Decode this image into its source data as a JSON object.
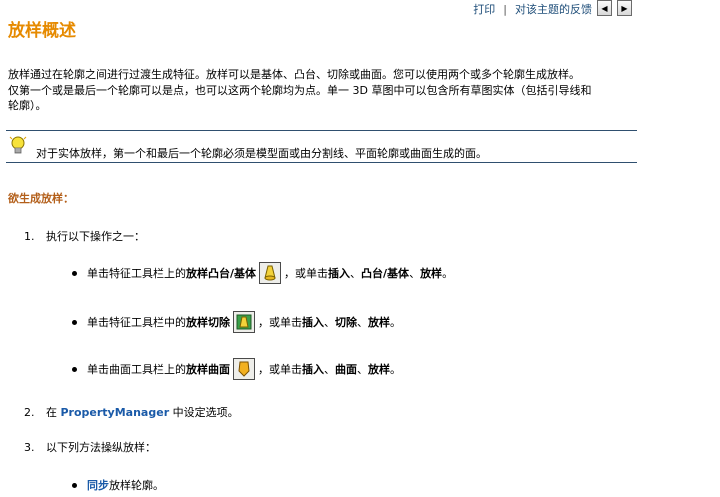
{
  "topbar": {
    "print_label": "打印",
    "separator": "|",
    "feedback_label": "对该主题的反馈",
    "back_arrow": "◀",
    "forward_arrow": "▶"
  },
  "page_title": "放样概述",
  "intro": {
    "line1": "放样通过在轮廓之间进行过渡生成特征。放样可以是基体、凸台、切除或曲面。您可以使用两个或多个轮廓生成放样。",
    "line2": "仅第一个或是最后一个轮廓可以是点，也可以这两个轮廓均为点。单一 3D 草图中可以包含所有草图实体（包括引导线和",
    "line3": "轮廓）。"
  },
  "note": {
    "text": "对于实体放样，第一个和最后一个轮廓必须是模型面或由分割线、平面轮廓或曲面生成的面。",
    "icon": "lightbulb-icon"
  },
  "section_heading": "欲生成放样：",
  "steps": [
    {
      "num": "1.",
      "text": "执行以下操作之一："
    },
    {
      "num": "2.",
      "pre": "在 ",
      "link": "PropertyManager",
      "post": " 中设定选项。"
    },
    {
      "num": "3.",
      "text": "以下列方法操纵放样："
    }
  ],
  "bullets": [
    {
      "pre": "单击特征工具栏上的",
      "bold": "放样凸台/基体",
      "icon": "loft-boss-icon",
      "post1": "，或单击",
      "m1": "插入",
      "s1": "、",
      "m2": "凸台/基体",
      "s2": "、",
      "m3": "放样",
      "end": "。"
    },
    {
      "pre": "单击特征工具栏中的",
      "bold": "放样切除",
      "icon": "loft-cut-icon",
      "post1": "，或单击",
      "m1": "插入",
      "s1": "、",
      "m2": "切除",
      "s2": "、",
      "m3": "放样",
      "end": "。"
    },
    {
      "pre": "单击曲面工具栏上的",
      "bold": "放样曲面",
      "icon": "loft-surface-icon",
      "post1": "，或单击",
      "m1": "插入",
      "s1": "、",
      "m2": "曲面",
      "s2": "、",
      "m3": "放样",
      "end": "。"
    }
  ],
  "bullet4": {
    "link": "同步",
    "text": "放样轮廓。"
  },
  "colors": {
    "title": "#e68a00",
    "section": "#b35f1a",
    "link": "#1a5aa8",
    "rule": "#2f4f6f"
  }
}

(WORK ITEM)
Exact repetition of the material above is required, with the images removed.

(TASK SOLUTION)
Decode this image into its source data as a JSON object.
{
  "topbar": {
    "print_label": "打印",
    "separator": "|",
    "feedback_label": "对该主题的反馈",
    "back_arrow": "◀",
    "forward_arrow": "▶"
  },
  "page_title": "放样概述",
  "intro": {
    "line1": "放样通过在轮廓之间进行过渡生成特征。放样可以是基体、凸台、切除或曲面。您可以使用两个或多个轮廓生成放样。",
    "line2": "仅第一个或是最后一个轮廓可以是点，也可以这两个轮廓均为点。单一 3D 草图中可以包含所有草图实体（包括引导线和",
    "line3": "轮廓）。"
  },
  "note": {
    "text": "对于实体放样，第一个和最后一个轮廓必须是模型面或由分割线、平面轮廓或曲面生成的面。",
    "icon": "lightbulb-icon"
  },
  "section_heading": "欲生成放样：",
  "steps": [
    {
      "num": "1.",
      "text": "执行以下操作之一："
    },
    {
      "num": "2.",
      "pre": "在 ",
      "link": "PropertyManager",
      "post": " 中设定选项。"
    },
    {
      "num": "3.",
      "text": "以下列方法操纵放样："
    }
  ],
  "bullets": [
    {
      "pre": "单击特征工具栏上的",
      "bold": "放样凸台/基体",
      "icon": "loft-boss-icon",
      "post1": "，或单击",
      "m1": "插入",
      "s1": "、",
      "m2": "凸台/基体",
      "s2": "、",
      "m3": "放样",
      "end": "。"
    },
    {
      "pre": "单击特征工具栏中的",
      "bold": "放样切除",
      "icon": "loft-cut-icon",
      "post1": "，或单击",
      "m1": "插入",
      "s1": "、",
      "m2": "切除",
      "s2": "、",
      "m3": "放样",
      "end": "。"
    },
    {
      "pre": "单击曲面工具栏上的",
      "bold": "放样曲面",
      "icon": "loft-surface-icon",
      "post1": "，或单击",
      "m1": "插入",
      "s1": "、",
      "m2": "曲面",
      "s2": "、",
      "m3": "放样",
      "end": "。"
    }
  ],
  "bullet4": {
    "link": "同步",
    "text": "放样轮廓。"
  },
  "colors": {
    "title": "#e68a00",
    "section": "#b35f1a",
    "link": "#1a5aa8",
    "rule": "#2f4f6f"
  }
}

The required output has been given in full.